6. Oh yes, the most ‘holy shit I can’t believe this works’ aspect of Midsommar? The comedy. Aster has complete tonal control over his movie, and has very deliberately crafted Midsommar into a perverse sort of comedy. There are three key elements of comedy here – the subtle cringe comedy of the collapsing relationship between Dani and Christian, the fish-out-of-water comedy of the Americans in an alien environment, and finally (and most boldly of all), the sheer farce that the cult’s ‘festivities’ descends into by the end of the film. Rare is the film that skillfully combines horror and comedy, rarer still is the film constructed to evoke both in equal measure from similar subject matter. Most horror-comedies lurch from one to the other in zombie-like fashion, but Midsommar is much too clever for that. No, this is that odd beast that will make you wince at an image onscreen before chuckling at the exact same image. The film understands that going out-there out-there can be both terrifying and funny, which is pretty much the only way I can describe the shot of Dani sitting in what can only be described as a smock of flowers with a frowny face.

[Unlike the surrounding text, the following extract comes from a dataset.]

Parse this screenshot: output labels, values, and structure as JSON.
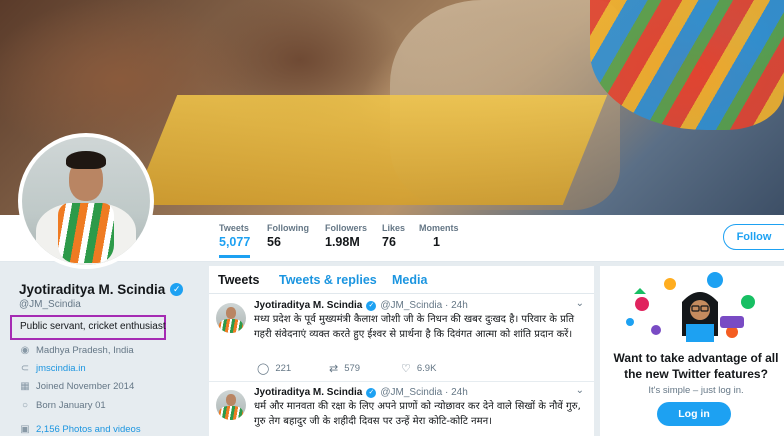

7. With Hereditary and Midsommar, Ari Aster has established himself as an emerging titan of the horror genre*, with an auteurist obessions of using the occult to tell allegorical stories of trauma and repression. His formal chops are beyond reproach (every shot in Midsommar lasts exactly as long as it needs to be, which is sadly uncommon), and his ability to truly burrow under the skin of a viewer is impeccable. Midsommar, with its uncanny fusion of freak-folk-festivity and truly shocking imagery, is the type of film that draws you deeper and deeper into its spell until it has hooked itself deep into your subconscious. You will never look at flower-crowned blondes dancing in a field the same way ever again. Happy Midsommar.
* By far and away the most promising genre in terms of developing talent. In the recent years we have had Jordan Peele, Robert Eggers, Jennifer Kent, David Robert Mitchell, Trey Edward Shultz and Jeremy Saulnier. Hell of a field right now.